Re: milk and human sociobiology
Robert Snower (firstname.lastname@example.org)
Tue, 28 Jan 1997 03:36:16 GMT
email@example.com (Gerold Firl) wrote:
>In article <firstname.lastname@example.org>, email@example.com (Robert Snower) writes:
>|> firstname.lastname@example.org (Gerold Firl) wrote:
>|> >"In Sherratt's view (A.G. Sherratt, in I.
>|> >Hodder, et. al., eds,, _patterns of the past_, cambridge uni. press,
>|> >1981, and personal communication, 1982), developments from scattered
>|> >places were gathered together in northern mesopotamia (or at any rate
>|> >on the fringe of the fertile cresent)c. 6000 years ago, as a package
>|> >in which the plow was the salient invention. Thence it radiated north,
>|> >south, east and west, in association with the milk-drinking mutation."
>|> > "Almost all mammals lose the ability to digest milk sugar
>|> >(lactose) after infancy, and milk is then harmful to them; the same is
>|> >true for most human beings." (Nigel Calder, _timescale_, 1983, p.
>|> I think all of you are all wet. I just called the zoo. The man
>|> assured me that they feed all of the adult chimps and gorillas milk
>|> every week, and he has never found any of them lactose intolerant.
>|> I believe lactose intolerance began, as an adaptation, in hominids and
>|> is not characteristic of our primate relatives. And I know the reason
>|> why, and nobody else does.
>|> The oddballs are humans, not mammals in general. Lactose tolerance is
>|> the normal condition.
>If so, it seems very strange that the only human groups which are not
>lactose intolerant (LI) are those which have recently (in the last few
>thousand years) begun keeping domesticated herds. The cultures which

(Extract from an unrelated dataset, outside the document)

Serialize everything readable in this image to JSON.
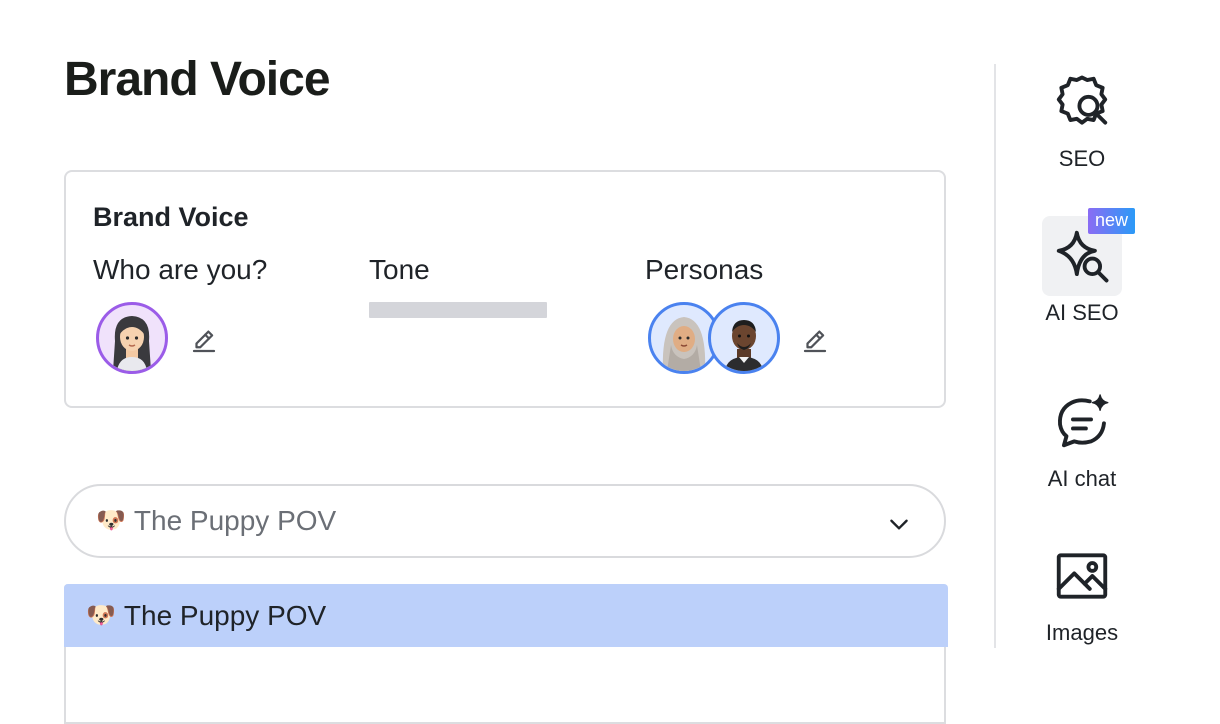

>do not keep domesticated ungulates all evolved LI, according to your
>theory; did the lactose tolerant groups then re-evolve this trait, or
>simply never lost it in the first place?

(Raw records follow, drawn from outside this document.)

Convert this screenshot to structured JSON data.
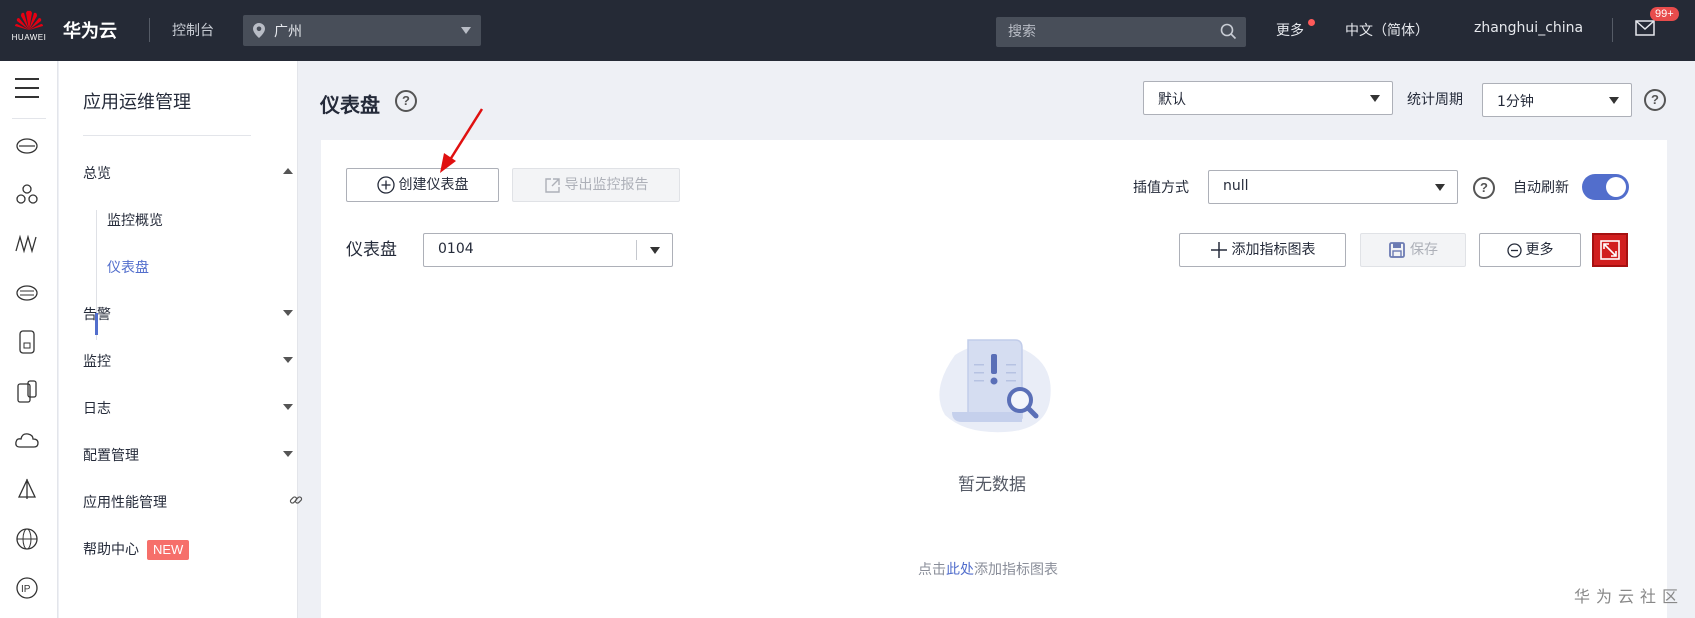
{
  "topbar": {
    "logo_text": "HUAWEI",
    "brand": "华为云",
    "console": "控制台",
    "region": "广州",
    "search_placeholder": "搜索",
    "more": "更多",
    "language": "中文（简体）",
    "username": "zhanghui_china",
    "mail_badge": "99+"
  },
  "rail": {
    "icons": [
      "cloud-server-icon",
      "network-icon",
      "monitor-wave-icon",
      "storage-icon",
      "database-icon",
      "device-icon",
      "cloud-icon",
      "sail-icon",
      "globe-icon",
      "ip-icon"
    ]
  },
  "sidebar": {
    "title": "应用运维管理",
    "items": [
      {
        "label": "总览"
      },
      {
        "label": "告警"
      },
      {
        "label": "监控"
      },
      {
        "label": "日志"
      },
      {
        "label": "配置管理"
      },
      {
        "label": "应用性能管理"
      },
      {
        "label": "帮助中心",
        "badge": "NEW"
      }
    ],
    "sub_items": [
      {
        "label": "监控概览"
      },
      {
        "label": "仪表盘",
        "active": true
      }
    ]
  },
  "header": {
    "title": "仪表盘",
    "default_select": "默认",
    "period_label": "统计周期",
    "period_select": "1分钟"
  },
  "panel": {
    "create_button": "创建仪表盘",
    "export_button": "导出监控报告",
    "interpolation_label": "插值方式",
    "interpolation_value": "null",
    "auto_refresh_label": "自动刷新",
    "auto_refresh_on": true,
    "dashboard_label": "仪表盘",
    "dashboard_value": "0104",
    "add_chart_button": "添加指标图表",
    "save_button": "保存",
    "more_button": "更多",
    "empty_text": "暂无数据",
    "hint_prefix": "点击",
    "hint_link": "此处",
    "hint_suffix": "添加指标图表"
  },
  "watermark": "华为云社区",
  "colors": {
    "topbar": "#252a36",
    "accent": "#526ecc",
    "fullscreen": "#d11f1f",
    "new_badge": "#f66f6a"
  }
}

The lactose tolerant groups re-evolved this trait. Hominids became,
remarkably enough, lactose intolerant in the same way ancient peoples
often developed intolerances to prohibited food--to the eating of the
sacred animal, the "unclean" animal or plant, the totem animal or
plant. The most universal eating prohibition, of all the great
variety of them, was, in the primordial hominid culture, the real or
imagined adult drinking of milk, as a derivative of the maternal
incest taboo (cf. Mark Shapiro's *The Sociobiology of Homo Sapiens*
1978). This incest prohibition, concurrent with the deliberate
temptation, was highly adaptive, accounting for the expansion from
biological kinship to the first cohesive society. Until that device,
no mammalian society was able to transcend a cohesion based primarily
on generational kinship.